Usenet groups

But how do you view these newsgroups?

This can be done using a newsreader, which is a program that connects to the Usenet. We have written a few manuals to configure this. You can find them here.

An important word in the Usenet world is retention. The retention indicates how many days in the past you can search back. However, a distinction must be made here between text files, or messages, and binaries. This is because text messages are much smaller and can therefore be easily retained for longer. We use a 2200 day retention for binaries. This means that you can search in binaries from the past 6 years.

The newsreader is the program that makes this easy for you. You can browse through the newsgroups and scroll through messages.

Is there some kind of google for Usenet to specifically find things?

Take it with a grain of salt but yes, there is. This service is called an indexer. The name gives it away but this service indexes the Usenet, allowing you to search it with a few words! You have some free variants like but for the really good indexers you will have to pay.

So is it safe?

Yes, it's just as safe as the Internet you use now. If you don't visit strange websites or click on dubious e-mails, you have nothing to fear from the Usenet. There are bad apples in every world and the Usenet is no exception. Here and there you will come across spam or phishing links. We do our very best to filter these out as much as possible so it is already a great achievement if you come across one. However, if you are not a pancake you can safely use the Usenet. In addition, our connections are secured with the latest SSL encryptions and accessible with all good VPNs, speed is not affected much if at all.

In short, for the Usenet you need the following:

  1. A product or service with a Usenet provider.

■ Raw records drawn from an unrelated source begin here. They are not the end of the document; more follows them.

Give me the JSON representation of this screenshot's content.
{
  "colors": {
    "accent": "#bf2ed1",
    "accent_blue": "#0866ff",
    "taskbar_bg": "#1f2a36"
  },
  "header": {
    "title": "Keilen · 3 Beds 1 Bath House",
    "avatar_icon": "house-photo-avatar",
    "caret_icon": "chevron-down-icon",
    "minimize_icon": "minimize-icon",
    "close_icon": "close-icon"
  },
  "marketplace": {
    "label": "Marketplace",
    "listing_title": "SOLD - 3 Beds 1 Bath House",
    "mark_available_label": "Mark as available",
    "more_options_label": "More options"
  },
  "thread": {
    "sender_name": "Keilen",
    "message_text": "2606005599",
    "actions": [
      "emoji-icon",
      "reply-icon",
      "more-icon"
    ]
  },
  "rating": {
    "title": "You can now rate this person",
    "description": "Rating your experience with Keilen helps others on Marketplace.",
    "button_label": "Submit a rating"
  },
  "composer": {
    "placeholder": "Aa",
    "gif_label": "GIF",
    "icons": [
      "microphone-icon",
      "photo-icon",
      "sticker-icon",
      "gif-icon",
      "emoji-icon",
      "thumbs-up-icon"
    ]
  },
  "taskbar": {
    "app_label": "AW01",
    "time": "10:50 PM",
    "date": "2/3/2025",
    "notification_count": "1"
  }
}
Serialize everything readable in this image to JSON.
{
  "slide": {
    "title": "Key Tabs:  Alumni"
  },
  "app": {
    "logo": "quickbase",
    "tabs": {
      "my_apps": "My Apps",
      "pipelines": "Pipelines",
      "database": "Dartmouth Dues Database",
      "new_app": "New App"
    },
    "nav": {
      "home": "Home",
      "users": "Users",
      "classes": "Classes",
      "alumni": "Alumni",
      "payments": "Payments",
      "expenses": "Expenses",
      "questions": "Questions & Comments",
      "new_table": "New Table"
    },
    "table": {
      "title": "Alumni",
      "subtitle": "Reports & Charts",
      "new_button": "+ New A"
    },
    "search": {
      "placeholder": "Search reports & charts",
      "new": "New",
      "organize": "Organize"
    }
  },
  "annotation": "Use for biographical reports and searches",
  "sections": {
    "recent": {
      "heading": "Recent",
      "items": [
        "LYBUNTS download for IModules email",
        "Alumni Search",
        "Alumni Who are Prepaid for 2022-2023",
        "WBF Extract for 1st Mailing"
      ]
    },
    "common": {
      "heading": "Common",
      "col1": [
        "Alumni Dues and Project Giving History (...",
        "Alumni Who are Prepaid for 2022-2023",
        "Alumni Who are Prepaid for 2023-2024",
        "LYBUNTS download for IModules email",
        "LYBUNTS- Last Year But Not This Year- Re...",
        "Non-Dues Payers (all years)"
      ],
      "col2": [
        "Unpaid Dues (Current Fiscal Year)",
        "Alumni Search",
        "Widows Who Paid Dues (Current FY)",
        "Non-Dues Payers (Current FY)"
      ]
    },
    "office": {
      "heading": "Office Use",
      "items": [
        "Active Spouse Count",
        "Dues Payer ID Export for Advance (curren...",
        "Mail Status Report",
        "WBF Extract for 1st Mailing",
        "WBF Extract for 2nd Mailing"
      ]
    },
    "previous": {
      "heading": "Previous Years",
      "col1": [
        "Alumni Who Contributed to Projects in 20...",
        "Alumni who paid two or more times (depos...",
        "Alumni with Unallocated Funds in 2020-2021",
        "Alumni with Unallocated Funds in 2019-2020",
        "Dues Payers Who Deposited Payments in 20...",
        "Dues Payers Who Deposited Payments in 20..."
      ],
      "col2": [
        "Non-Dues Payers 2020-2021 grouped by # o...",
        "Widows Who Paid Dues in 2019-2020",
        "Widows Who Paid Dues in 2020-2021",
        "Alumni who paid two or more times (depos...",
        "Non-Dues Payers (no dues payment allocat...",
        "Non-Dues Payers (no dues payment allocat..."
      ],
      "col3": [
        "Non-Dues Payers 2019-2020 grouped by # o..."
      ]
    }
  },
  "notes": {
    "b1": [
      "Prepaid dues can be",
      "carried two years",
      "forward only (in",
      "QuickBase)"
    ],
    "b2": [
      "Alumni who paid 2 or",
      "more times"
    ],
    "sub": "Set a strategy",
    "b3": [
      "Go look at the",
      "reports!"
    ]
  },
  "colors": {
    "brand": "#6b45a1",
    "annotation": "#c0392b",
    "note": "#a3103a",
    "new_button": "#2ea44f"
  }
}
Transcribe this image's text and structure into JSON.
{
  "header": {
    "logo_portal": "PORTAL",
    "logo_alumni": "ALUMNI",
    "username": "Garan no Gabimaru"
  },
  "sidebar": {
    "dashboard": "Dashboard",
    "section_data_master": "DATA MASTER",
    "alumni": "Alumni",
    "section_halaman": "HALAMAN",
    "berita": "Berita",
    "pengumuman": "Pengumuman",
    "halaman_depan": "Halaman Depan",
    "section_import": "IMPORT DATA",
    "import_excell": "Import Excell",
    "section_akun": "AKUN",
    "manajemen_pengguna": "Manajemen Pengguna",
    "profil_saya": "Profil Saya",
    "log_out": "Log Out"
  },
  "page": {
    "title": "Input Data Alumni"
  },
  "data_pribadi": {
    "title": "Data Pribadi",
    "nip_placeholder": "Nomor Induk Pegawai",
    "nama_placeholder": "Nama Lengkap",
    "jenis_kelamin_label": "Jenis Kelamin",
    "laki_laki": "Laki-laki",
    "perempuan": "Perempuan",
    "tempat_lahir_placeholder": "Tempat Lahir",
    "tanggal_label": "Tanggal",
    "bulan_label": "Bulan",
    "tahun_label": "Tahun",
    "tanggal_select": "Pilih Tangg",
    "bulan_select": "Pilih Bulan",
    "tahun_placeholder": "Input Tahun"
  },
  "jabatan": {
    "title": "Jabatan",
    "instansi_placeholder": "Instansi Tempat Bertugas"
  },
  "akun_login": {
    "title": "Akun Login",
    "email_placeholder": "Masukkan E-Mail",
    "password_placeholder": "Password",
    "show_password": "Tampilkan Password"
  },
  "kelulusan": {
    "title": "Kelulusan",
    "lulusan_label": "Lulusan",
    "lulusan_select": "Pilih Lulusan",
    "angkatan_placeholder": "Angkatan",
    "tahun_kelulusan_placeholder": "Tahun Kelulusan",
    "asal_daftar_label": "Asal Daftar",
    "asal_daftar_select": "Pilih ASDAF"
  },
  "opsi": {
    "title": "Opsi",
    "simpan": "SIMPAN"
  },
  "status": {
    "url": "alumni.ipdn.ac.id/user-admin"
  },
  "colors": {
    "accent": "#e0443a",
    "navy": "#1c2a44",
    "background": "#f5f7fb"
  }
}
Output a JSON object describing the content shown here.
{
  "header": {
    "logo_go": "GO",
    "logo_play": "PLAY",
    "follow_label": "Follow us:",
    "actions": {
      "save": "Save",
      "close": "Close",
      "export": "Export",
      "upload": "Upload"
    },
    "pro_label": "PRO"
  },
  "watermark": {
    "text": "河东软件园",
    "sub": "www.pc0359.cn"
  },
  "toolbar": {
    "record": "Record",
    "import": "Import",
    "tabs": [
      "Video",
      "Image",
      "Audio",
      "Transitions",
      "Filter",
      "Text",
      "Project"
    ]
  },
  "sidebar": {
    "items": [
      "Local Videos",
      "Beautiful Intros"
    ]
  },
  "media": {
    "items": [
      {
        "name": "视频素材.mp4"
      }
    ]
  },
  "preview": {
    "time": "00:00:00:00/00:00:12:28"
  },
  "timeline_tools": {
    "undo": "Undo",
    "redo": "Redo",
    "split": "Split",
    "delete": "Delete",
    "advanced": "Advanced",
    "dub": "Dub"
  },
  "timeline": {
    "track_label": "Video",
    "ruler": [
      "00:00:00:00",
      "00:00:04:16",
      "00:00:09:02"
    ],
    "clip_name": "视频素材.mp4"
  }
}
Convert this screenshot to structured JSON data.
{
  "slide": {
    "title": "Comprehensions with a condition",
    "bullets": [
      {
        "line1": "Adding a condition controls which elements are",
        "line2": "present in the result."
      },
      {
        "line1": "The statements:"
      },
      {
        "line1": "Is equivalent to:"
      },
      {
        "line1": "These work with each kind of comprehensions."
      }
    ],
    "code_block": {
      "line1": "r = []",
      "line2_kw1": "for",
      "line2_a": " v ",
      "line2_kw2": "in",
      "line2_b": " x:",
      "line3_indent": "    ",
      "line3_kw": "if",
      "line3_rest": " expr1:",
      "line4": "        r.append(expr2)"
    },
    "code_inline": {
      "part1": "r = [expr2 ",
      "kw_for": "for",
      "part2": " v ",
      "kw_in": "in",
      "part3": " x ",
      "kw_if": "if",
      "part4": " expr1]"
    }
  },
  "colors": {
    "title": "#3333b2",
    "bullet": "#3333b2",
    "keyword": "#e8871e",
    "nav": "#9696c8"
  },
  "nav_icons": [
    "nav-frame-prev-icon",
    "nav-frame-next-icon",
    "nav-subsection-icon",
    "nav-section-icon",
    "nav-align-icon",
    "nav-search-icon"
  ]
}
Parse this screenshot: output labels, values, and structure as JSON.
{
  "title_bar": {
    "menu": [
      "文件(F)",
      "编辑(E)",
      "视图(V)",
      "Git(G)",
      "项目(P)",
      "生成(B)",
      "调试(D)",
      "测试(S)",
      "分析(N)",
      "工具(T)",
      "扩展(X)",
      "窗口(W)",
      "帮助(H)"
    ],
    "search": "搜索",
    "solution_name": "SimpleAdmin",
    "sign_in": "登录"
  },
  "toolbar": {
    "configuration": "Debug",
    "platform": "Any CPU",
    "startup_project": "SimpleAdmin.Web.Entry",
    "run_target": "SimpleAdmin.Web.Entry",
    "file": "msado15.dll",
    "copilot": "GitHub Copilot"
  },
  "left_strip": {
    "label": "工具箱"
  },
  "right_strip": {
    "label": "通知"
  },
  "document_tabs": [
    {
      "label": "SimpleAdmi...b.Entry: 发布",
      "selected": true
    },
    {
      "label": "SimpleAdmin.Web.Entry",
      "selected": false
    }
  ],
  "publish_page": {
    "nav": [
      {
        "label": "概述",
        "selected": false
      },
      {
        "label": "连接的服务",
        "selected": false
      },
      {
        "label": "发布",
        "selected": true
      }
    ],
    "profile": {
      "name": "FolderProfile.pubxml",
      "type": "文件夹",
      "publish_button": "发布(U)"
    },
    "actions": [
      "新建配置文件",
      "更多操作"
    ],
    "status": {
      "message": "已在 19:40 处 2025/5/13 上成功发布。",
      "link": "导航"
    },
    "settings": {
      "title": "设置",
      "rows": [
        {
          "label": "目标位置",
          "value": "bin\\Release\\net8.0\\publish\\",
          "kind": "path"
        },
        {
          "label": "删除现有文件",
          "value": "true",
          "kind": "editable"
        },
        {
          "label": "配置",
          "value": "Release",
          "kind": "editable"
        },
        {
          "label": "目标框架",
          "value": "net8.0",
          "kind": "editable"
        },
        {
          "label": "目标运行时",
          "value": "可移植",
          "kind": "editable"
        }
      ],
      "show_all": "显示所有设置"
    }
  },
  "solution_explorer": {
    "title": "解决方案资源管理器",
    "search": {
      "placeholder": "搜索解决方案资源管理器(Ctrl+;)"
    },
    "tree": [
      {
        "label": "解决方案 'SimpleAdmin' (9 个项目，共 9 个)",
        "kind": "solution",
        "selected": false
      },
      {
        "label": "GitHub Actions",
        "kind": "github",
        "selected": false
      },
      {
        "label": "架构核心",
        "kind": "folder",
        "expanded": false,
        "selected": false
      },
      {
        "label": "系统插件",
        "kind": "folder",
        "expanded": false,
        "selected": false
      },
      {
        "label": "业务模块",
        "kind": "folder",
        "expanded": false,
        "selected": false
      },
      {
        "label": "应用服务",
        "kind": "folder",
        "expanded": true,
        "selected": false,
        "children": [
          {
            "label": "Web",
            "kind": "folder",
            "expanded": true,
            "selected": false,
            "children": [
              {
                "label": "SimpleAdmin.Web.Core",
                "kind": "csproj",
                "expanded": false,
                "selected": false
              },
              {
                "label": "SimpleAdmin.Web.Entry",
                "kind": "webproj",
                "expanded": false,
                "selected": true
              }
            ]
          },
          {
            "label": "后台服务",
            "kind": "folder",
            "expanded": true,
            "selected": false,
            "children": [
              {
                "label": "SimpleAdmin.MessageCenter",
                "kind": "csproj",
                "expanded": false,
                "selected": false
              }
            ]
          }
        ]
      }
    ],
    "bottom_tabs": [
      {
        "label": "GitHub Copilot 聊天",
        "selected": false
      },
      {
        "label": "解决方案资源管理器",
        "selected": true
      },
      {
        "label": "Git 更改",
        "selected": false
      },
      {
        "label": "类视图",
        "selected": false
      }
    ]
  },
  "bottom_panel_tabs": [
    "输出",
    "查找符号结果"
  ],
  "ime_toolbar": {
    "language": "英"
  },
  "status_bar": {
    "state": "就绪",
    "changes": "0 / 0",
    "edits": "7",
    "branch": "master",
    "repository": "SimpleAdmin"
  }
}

This will give you access to the Usenet.
  2. A newsreader (also called a Usenet client). This program is used to browse newsgroups and/or download binary files.
  3. An Indexer. The Usenet's search engine. Use this service to find NZB files.